Jawaharlal Nehru Port Trust (JNPT) has won large rate hikes from the tariff regulators when its volumes have plummeted by 31.38% during the first quarter, putting the port authority in a dilemma over implementing the hike.
The Tariff Authority for Major Ports (TAMP) has approved a rate hike of 19.03% in vessel-related charges (VRC) and 22.56% each in the container, bulk and liquid cargo related charges for a three-year period beginning August 3.
The rates approved by the tariff regulators will be indexed annually to the wholesale price index (WPI), a measure of costs, to the extent of 100%.
The vessel-related charges comprise port dues, berth hire and pilotage and are collected from ships calling at the port.
According to the government, the rates approved by the regulator are ceiling rates and the port has the flexibility to charge lower rates.
The port users were not in the favour of rate hikes during the consultation process and JNPT has indicated that it may defer the implementation of the increase due to the market conditions.
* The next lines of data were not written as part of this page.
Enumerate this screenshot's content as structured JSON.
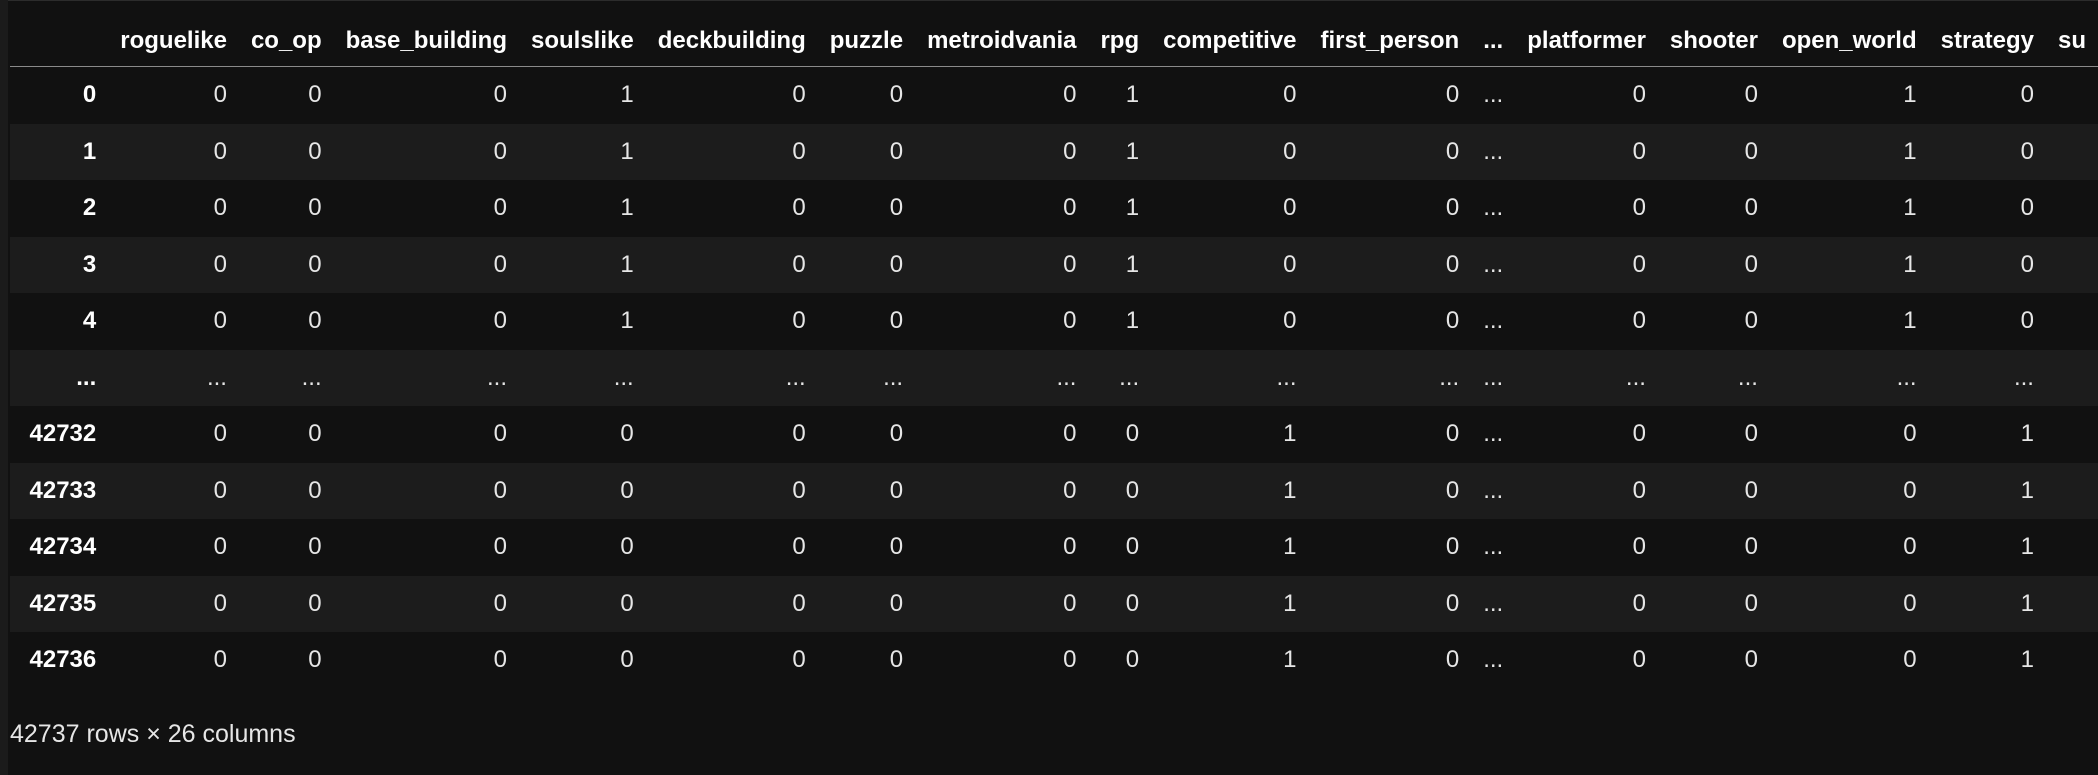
{
  "table": {
    "columns": [
      "roguelike",
      "co_op",
      "base_building",
      "soulslike",
      "deckbuilding",
      "puzzle",
      "metroidvania",
      "rpg",
      "competitive",
      "first_person",
      "...",
      "platformer",
      "shooter",
      "open_world",
      "strategy",
      "su"
    ],
    "rows": [
      {
        "index": "0",
        "cells": [
          "0",
          "0",
          "0",
          "1",
          "0",
          "0",
          "0",
          "1",
          "0",
          "0",
          "...",
          "0",
          "0",
          "1",
          "0",
          ""
        ]
      },
      {
        "index": "1",
        "cells": [
          "0",
          "0",
          "0",
          "1",
          "0",
          "0",
          "0",
          "1",
          "0",
          "0",
          "...",
          "0",
          "0",
          "1",
          "0",
          ""
        ]
      },
      {
        "index": "2",
        "cells": [
          "0",
          "0",
          "0",
          "1",
          "0",
          "0",
          "0",
          "1",
          "0",
          "0",
          "...",
          "0",
          "0",
          "1",
          "0",
          ""
        ]
      },
      {
        "index": "3",
        "cells": [
          "0",
          "0",
          "0",
          "1",
          "0",
          "0",
          "0",
          "1",
          "0",
          "0",
          "...",
          "0",
          "0",
          "1",
          "0",
          ""
        ]
      },
      {
        "index": "4",
        "cells": [
          "0",
          "0",
          "0",
          "1",
          "0",
          "0",
          "0",
          "1",
          "0",
          "0",
          "...",
          "0",
          "0",
          "1",
          "0",
          ""
        ]
      },
      {
        "index": "...",
        "cells": [
          "...",
          "...",
          "...",
          "...",
          "...",
          "...",
          "...",
          "...",
          "...",
          "...",
          "...",
          "...",
          "...",
          "...",
          "...",
          ""
        ]
      },
      {
        "index": "42732",
        "cells": [
          "0",
          "0",
          "0",
          "0",
          "0",
          "0",
          "0",
          "0",
          "1",
          "0",
          "...",
          "0",
          "0",
          "0",
          "1",
          ""
        ]
      },
      {
        "index": "42733",
        "cells": [
          "0",
          "0",
          "0",
          "0",
          "0",
          "0",
          "0",
          "0",
          "1",
          "0",
          "...",
          "0",
          "0",
          "0",
          "1",
          ""
        ]
      },
      {
        "index": "42734",
        "cells": [
          "0",
          "0",
          "0",
          "0",
          "0",
          "0",
          "0",
          "0",
          "1",
          "0",
          "...",
          "0",
          "0",
          "0",
          "1",
          ""
        ]
      },
      {
        "index": "42735",
        "cells": [
          "0",
          "0",
          "0",
          "0",
          "0",
          "0",
          "0",
          "0",
          "1",
          "0",
          "...",
          "0",
          "0",
          "0",
          "1",
          ""
        ]
      },
      {
        "index": "42736",
        "cells": [
          "0",
          "0",
          "0",
          "0",
          "0",
          "0",
          "0",
          "0",
          "1",
          "0",
          "...",
          "0",
          "0",
          "0",
          "1",
          ""
        ]
      }
    ]
  },
  "shape_info": "42737 rows × 26 columns"
}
“If the emerging market conditions demand that the upward revision need to be deferred or rebates to be given on its revised rates, for growth of the business or to sustain the existing business, such proposal can be decided by the Board of Trustees of the port at the appropriate time,” JNPT said.
Due to the outbreak of the pandemic, the cargo volume at the port also witnessed a dip. During the April-June quarter of FY21, JNPT handled 12.099 million tons (mt) of cargo, a drop of 31.38% on the 17. 631 mt handled during the same period last year.
The import container volume handled by the port in April 2020 is 80% of the imports handled in April 2019; and the overall throughput is 63% of the cargo handled during April 2019.
Earlier on April 17, Nhava Sheva International Container Terminal (NSICT), one of the five terminals operating at JNPT, won the backing of TAMP to raise rates in the range of 50 to 138% in various services for a three-year period beginning May 17.
As it is indexed WPI to the extent of 60 per cent, the rates will automatically rise every year.
NSICT handled 122,690 TEUs during the April-June quarter.
The rates are worked out on the basis of the annual revenue requirement (ARR). The ARR (a cap) is the average of the actual expenditure for the past three years plus 16% return on capital employed (ROCE).
The 16% ROCE will be calculated on gross fixed assets. It also includes capital work in progress and working capital.
Source: Business Line